- Rambling about your previous clients
- Let's get something straight, it's important to showcase talent, expertise, and knowledge, but doing so without going on and on about your previous brides and grooms. Do you honestly think that this new client you are discussing your services with gives two bobble heads about Joe Smoe and his pretty little wife Katie? Nope, not one bit. So how do you talk to your expertise and previous weddings without discussing the client? Easy, it's the service alone they care first and foremost about. That along with what makes you stand out from the 15 other competitor visits they have planned this coming week. Stay focused on them and how your services can solve their dilemmas or bring their vision to a reality.
- Giving too much attention to their entourage.
- You have probably seen it a hundred times, your first time appointments bring three or more close family members or friends along with them to help them with the decision making process. Sometimes this can be a great sales tactic for us, as some of the brides and grooms need that additional help from their family, and we can play off of the other's responses to help us sell to the main client; however, it's when the entourage is rowdy, attention seeking, or perhaps you "clique" with one of them more than you do the main client, that it becomes a problem. When we put more focus on the entourage than the main client, they become overlooked and quite annoyed with us as the professional. It's our job to see through the noise and work beyond the natural cliques to seek out the information necessary to sell to the client.
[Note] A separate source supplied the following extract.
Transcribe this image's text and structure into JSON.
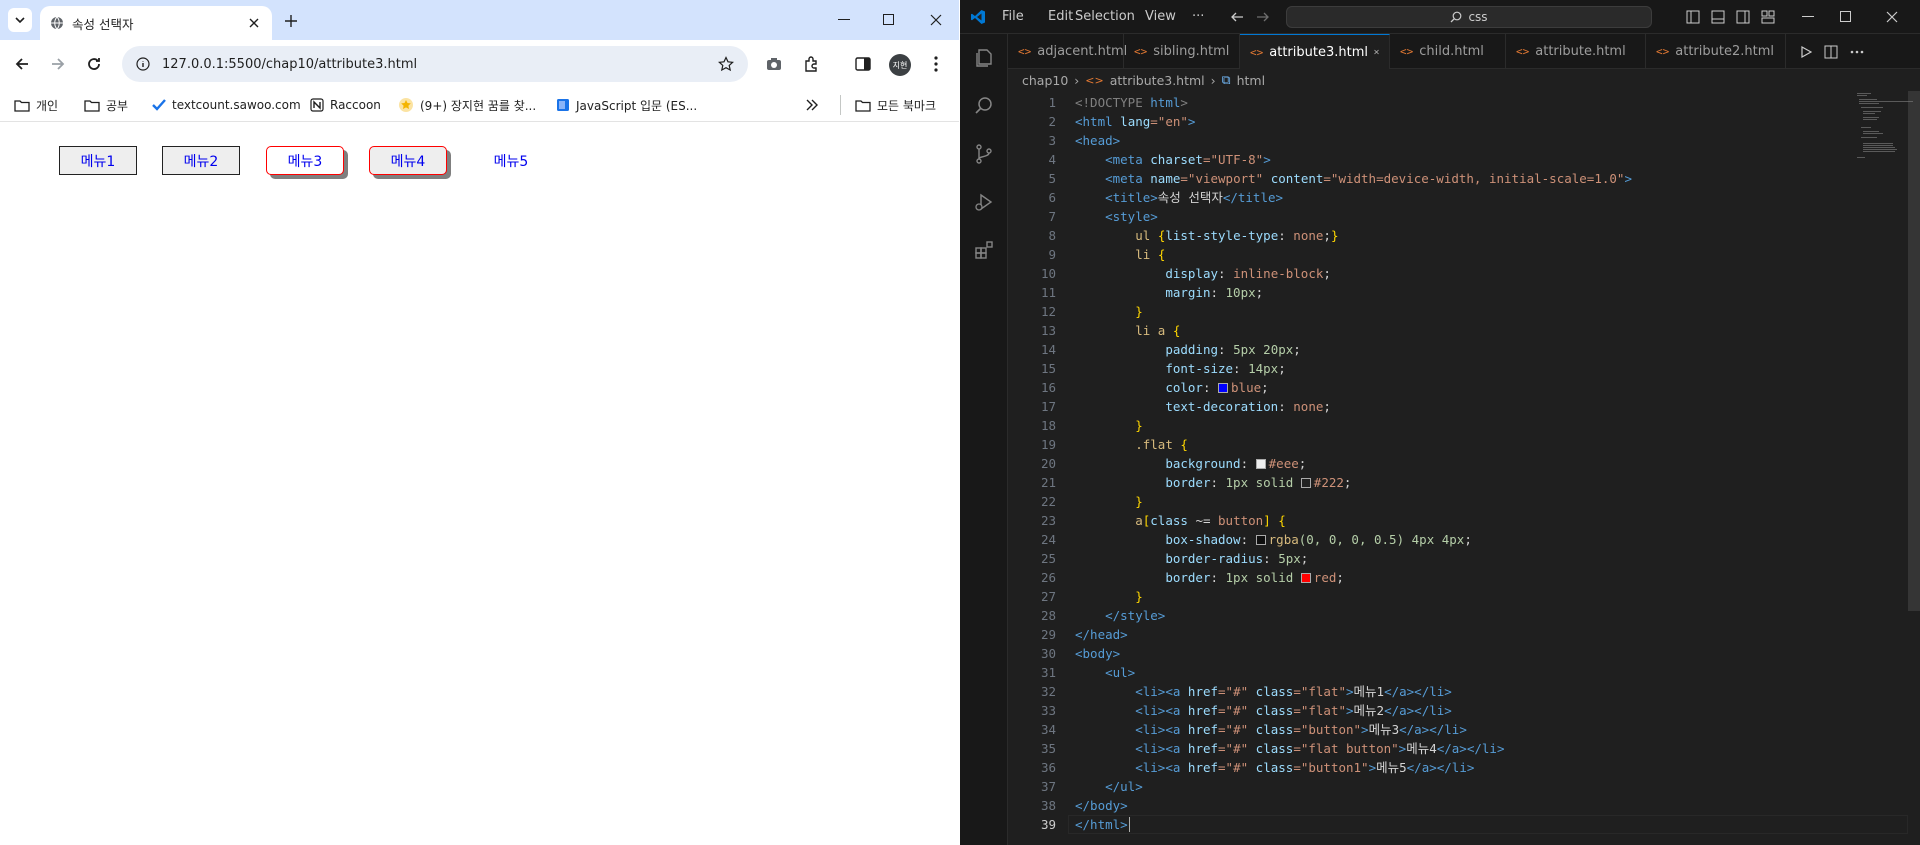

- Using demeaning phrases.
- It may not have ever been brought to your attention before, but you may be saying something that is quite demeaning or offensive and it's literally pigeon holing you and your business. Here are some of the phrases I hear quite often to Steer Clear from!
- "Not to insult your intelligence" - describing the client; a less harsher blow on a true insult to your client's intelligence.
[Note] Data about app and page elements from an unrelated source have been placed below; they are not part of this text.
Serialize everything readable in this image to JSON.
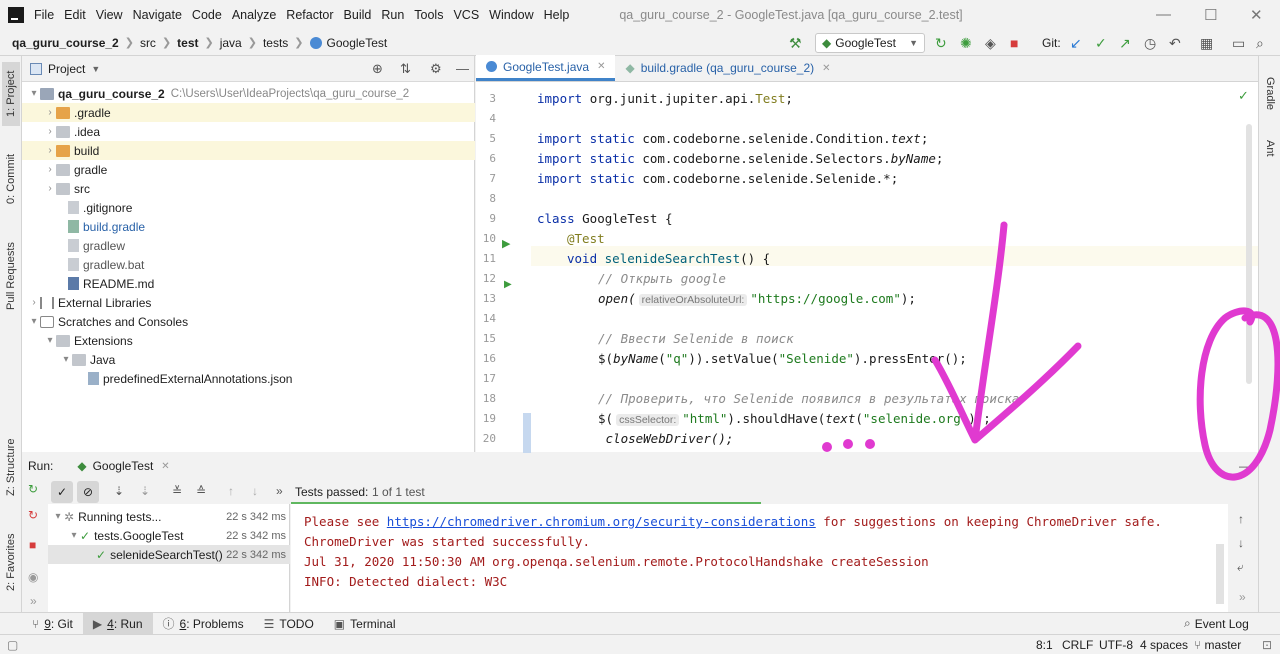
{
  "menu": [
    "File",
    "Edit",
    "View",
    "Navigate",
    "Code",
    "Analyze",
    "Refactor",
    "Build",
    "Run",
    "Tools",
    "VCS",
    "Window",
    "Help"
  ],
  "window_title": "qa_guru_course_2 - GoogleTest.java [qa_guru_course_2.test]",
  "breadcrumbs": [
    "qa_guru_course_2",
    "src",
    "test",
    "java",
    "tests",
    "GoogleTest"
  ],
  "run_config": "GoogleTest",
  "git_label": "Git:",
  "left_tabs": [
    "1: Project",
    "0: Commit",
    "Pull Requests",
    "Z: Structure",
    "2: Favorites"
  ],
  "right_tabs": [
    "Gradle",
    "Ant"
  ],
  "project": {
    "header": "Project",
    "root_name": "qa_guru_course_2",
    "root_path": "C:\\Users\\User\\IdeaProjects\\qa_guru_course_2",
    "items": [
      {
        "label": ".gradle"
      },
      {
        "label": ".idea"
      },
      {
        "label": "build"
      },
      {
        "label": "gradle"
      },
      {
        "label": "src"
      },
      {
        "label": ".gitignore"
      },
      {
        "label": "build.gradle"
      },
      {
        "label": "gradlew"
      },
      {
        "label": "gradlew.bat"
      },
      {
        "label": "README.md"
      },
      {
        "label": "External Libraries"
      },
      {
        "label": "Scratches and Consoles"
      },
      {
        "label": "Extensions"
      },
      {
        "label": "Java"
      },
      {
        "label": "predefinedExternalAnnotations.json"
      }
    ]
  },
  "editor": {
    "tabs": [
      "GoogleTest.java",
      "build.gradle (qa_guru_course_2)"
    ],
    "line_numbers": [
      "3",
      "4",
      "5",
      "6",
      "7",
      "8",
      "9",
      "10",
      "11",
      "12",
      "13",
      "14",
      "15",
      "16",
      "17",
      "18",
      "19",
      "20"
    ],
    "code": {
      "l3a": "import ",
      "l3b": "org.junit.jupiter.api.",
      "l3c": "Test",
      "l3d": ";",
      "l5a": "import static ",
      "l5b": "com.codeborne.selenide.Condition.",
      "l5c": "text",
      "l5d": ";",
      "l6a": "import static ",
      "l6b": "com.codeborne.selenide.Selectors.",
      "l6c": "byName",
      "l6d": ";",
      "l7a": "import static ",
      "l7b": "com.codeborne.selenide.Selenide.*;",
      "l9a": "class ",
      "l9b": "GoogleTest {",
      "l10": "@Test",
      "l11a": "void ",
      "l11b": "selenideSearchTest",
      "l11c": "() {",
      "l12": "// Открыть google",
      "l13a": "open(",
      "l13hint": "relativeOrAbsoluteUrl:",
      "l13str": "\"https://google.com\"",
      "l13b": ");",
      "l15": "// Ввести Selenide в поиск",
      "l16a": "$(",
      "l16b": "byName",
      "l16c": "(",
      "l16d": "\"q\"",
      "l16e": ")).setValue(",
      "l16f": "\"Selenide\"",
      "l16g": ").pressEnter();",
      "l18": "// Проверить, что Selenide появился в результатах поиска",
      "l19a": "$(",
      "l19hint": "cssSelector:",
      "l19b": "\"html\"",
      "l19c": ").shouldHave(",
      "l19d": "text",
      "l19e": "(",
      "l19f": "\"selenide.org\"",
      "l19g": "));",
      "l20": " closeWebDriver();"
    }
  },
  "run": {
    "label": "Run:",
    "tab": "GoogleTest",
    "tests_passed_label": "Tests passed:",
    "tests_passed_count": "1 of 1 test",
    "tree": [
      {
        "label": "Running tests...",
        "time": "22 s 342 ms"
      },
      {
        "label": "tests.GoogleTest",
        "time": "22 s 342 ms"
      },
      {
        "label": "selenideSearchTest()",
        "time": "22 s 342 ms"
      }
    ],
    "console": {
      "l1a": "Please see ",
      "l1link": "https://chromedriver.chromium.org/security-considerations",
      "l1b": " for suggestions on keeping ChromeDriver safe.",
      "l2": "ChromeDriver was started successfully.",
      "l3": "Jul 31, 2020 11:50:30 AM org.openqa.selenium.remote.ProtocolHandshake createSession",
      "l4": "INFO: Detected dialect: W3C"
    },
    "progress": 0.5
  },
  "bottom_tabs": [
    {
      "num": "9",
      "label": ": Git"
    },
    {
      "num": "4",
      "label": ": Run"
    },
    {
      "num": "6",
      "label": ": Problems"
    },
    {
      "num": "",
      "label": "TODO"
    },
    {
      "num": "",
      "label": "Terminal"
    }
  ],
  "event_log": "Event Log",
  "status": {
    "position": "8:1",
    "line_sep": "CRLF",
    "encoding": "UTF-8",
    "indent": "4 spaces",
    "branch": "master"
  },
  "colors": {
    "annotation_magenta": "#e03ad0",
    "accent_blue": "#4083c9",
    "pass_green": "#5fb75f"
  }
}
- "Rule of thumb" - describing a policy or uncommonly known rule in the event industry; this phrase was actually a law instilled for men to only be able to beat their wives with a switch no thicker than their thumb.
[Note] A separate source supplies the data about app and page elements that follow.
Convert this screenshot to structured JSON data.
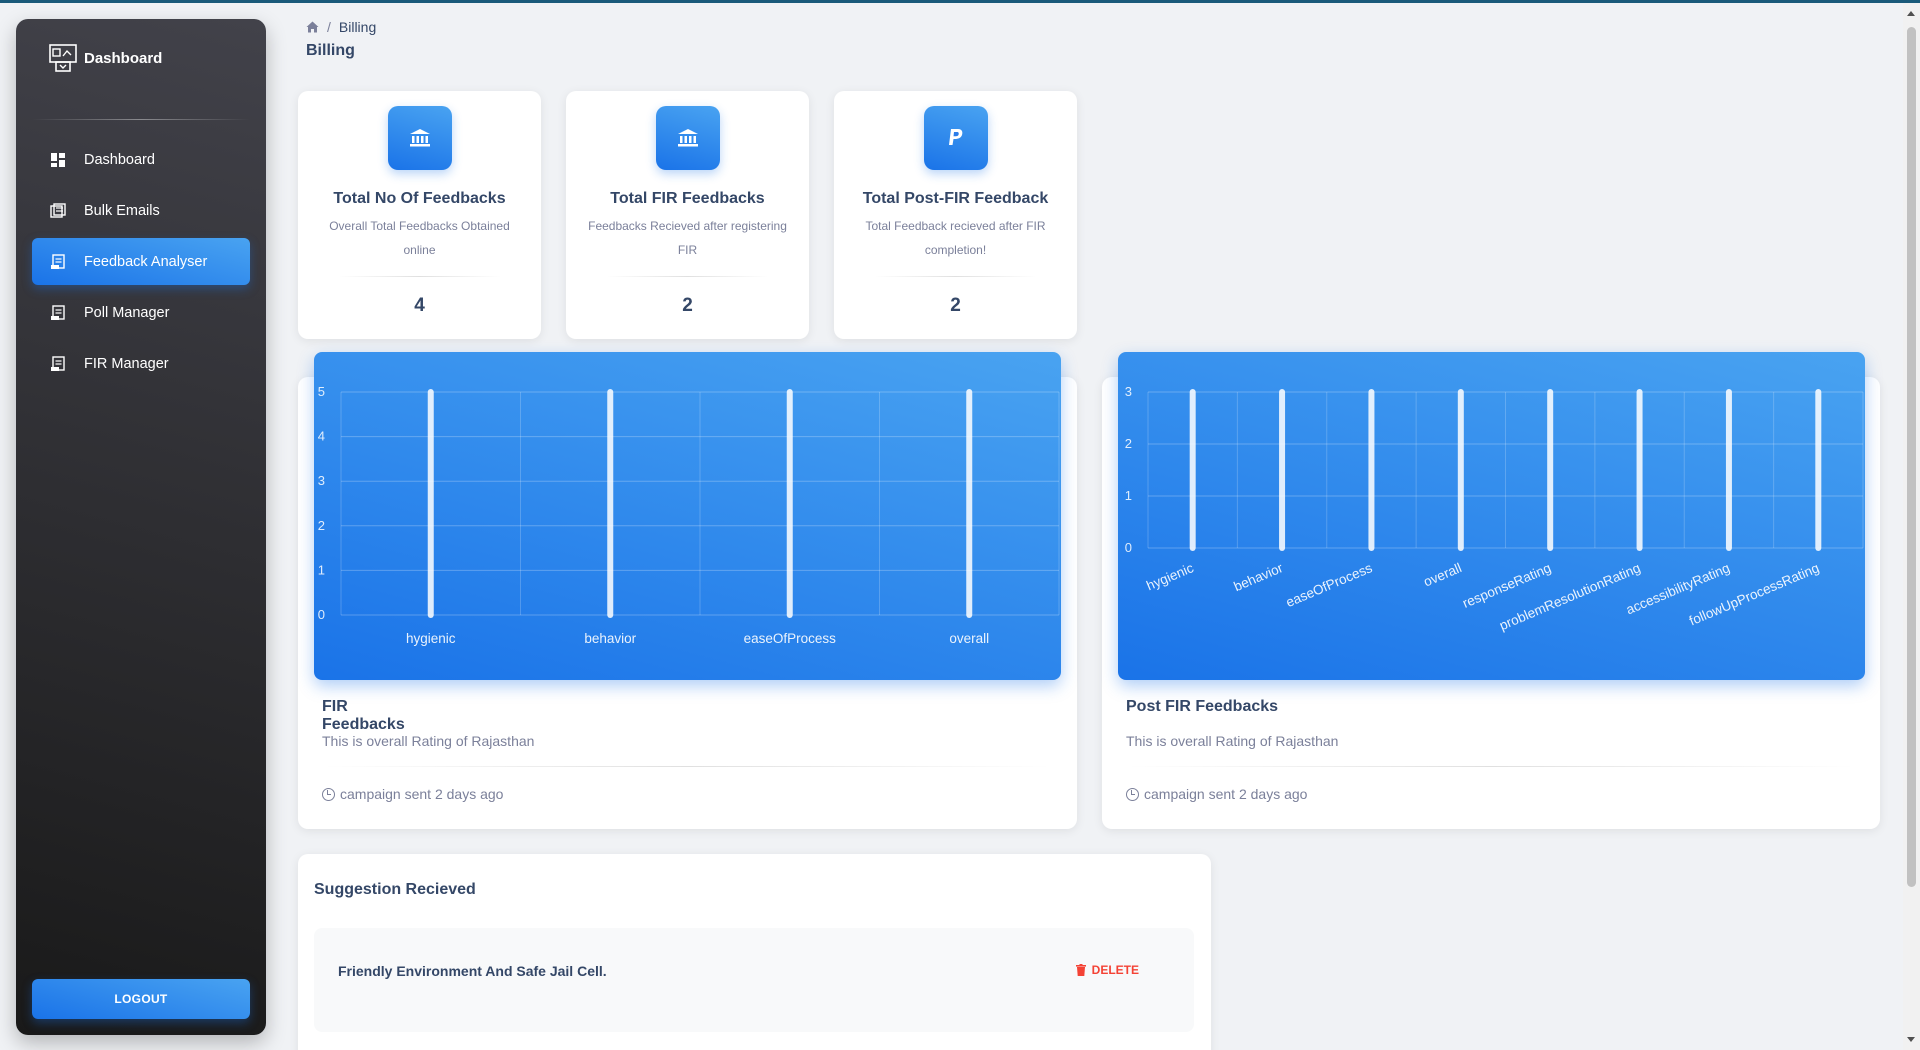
{
  "sidebar": {
    "brand": "Dashboard",
    "items": [
      {
        "label": "Dashboard",
        "icon": "grid-icon",
        "active": false
      },
      {
        "label": "Bulk Emails",
        "icon": "email-icon",
        "active": false
      },
      {
        "label": "Feedback Analyser",
        "icon": "receipt-icon",
        "active": true
      },
      {
        "label": "Poll Manager",
        "icon": "receipt-icon",
        "active": false
      },
      {
        "label": "FIR Manager",
        "icon": "receipt-icon",
        "active": false
      }
    ],
    "logout_label": "LOGOUT"
  },
  "header": {
    "breadcrumb_current": "Billing",
    "title": "Billing"
  },
  "stats": [
    {
      "title": "Total No Of Feedbacks",
      "desc": "Overall Total Feedbacks Obtained online",
      "value": "4",
      "icon": "bank-icon"
    },
    {
      "title": "Total FIR Feedbacks",
      "desc": "Feedbacks Recieved after registering FIR",
      "value": "2",
      "icon": "bank-icon"
    },
    {
      "title": "Total Post-FIR Feedback",
      "desc": "Total Feedback recieved after FIR completion!",
      "value": "2",
      "icon": "paypal-icon"
    }
  ],
  "chart_cards": [
    {
      "title": "FIR Feedbacks",
      "subtitle": "This is overall Rating of Rajasthan",
      "footer": "campaign sent 2 days ago"
    },
    {
      "title": "Post FIR Feedbacks",
      "subtitle": "This is overall Rating of Rajasthan",
      "footer": "campaign sent 2 days ago"
    }
  ],
  "chart_data": [
    {
      "type": "bar",
      "categories": [
        "hygienic",
        "behavior",
        "easeOfProcess",
        "overall"
      ],
      "values": [
        5,
        5,
        5,
        5
      ],
      "ylim": [
        0,
        5
      ],
      "yticks": [
        0,
        1,
        2,
        3,
        4,
        5
      ],
      "grid": true,
      "title": "",
      "xlabel": "",
      "ylabel": ""
    },
    {
      "type": "bar",
      "categories": [
        "hygienic",
        "behavior",
        "easeOfProcess",
        "overall",
        "responseRating",
        "problemResolutionRating",
        "accessibilityRating",
        "followUpProcessRating"
      ],
      "values": [
        3,
        3,
        3,
        3,
        3,
        3,
        3,
        3
      ],
      "ylim": [
        0,
        3
      ],
      "yticks": [
        0,
        1,
        2,
        3
      ],
      "grid": true,
      "title": "",
      "xlabel": "",
      "ylabel": ""
    }
  ],
  "suggestions": {
    "title": "Suggestion Recieved",
    "items": [
      {
        "text": "Friendly Environment And Safe Jail Cell.",
        "action": "DELETE"
      }
    ]
  }
}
- "Uppity" - describing guests or the event; the term started back when segregation began as a way for Southerners to describe blacks who didn't know their socioeconomic place.
- "Peanut Gallery" - describing their entourage or bridal party; refers to hecklers or ill-informed associates. This phrase was also used to give a name to those who couldn't afford better seats in theaters back in the Vaudeville era.
- "Sold down the river" - describing a competitor; this phrase a racist meaning from slavery meaning to sell slaves down the Mississippi River into harsher conditions.
Perhaps you didn't even know these were offensive... well, it's time to broaden your spectrum and maybe even dive a little deeper into other phrases or words that you may not have known were offensive or demeaning to your potential client. I know this was eye opening for me when I started doing this research. A great read to start with is from the Business Journal: Offensive Phrases People Still Use.
One thing to remember is practice makes your skills sharper. If you need to have a colleague or another associate sit in on a sale or at least sit near a sale to over hear how your tactics or phrases are, have them do it. Make sure they take good notes so you can reflect on what you are actually saying or doing that may be pushing your clients away.
Photo Credit: Author Jennifer Chase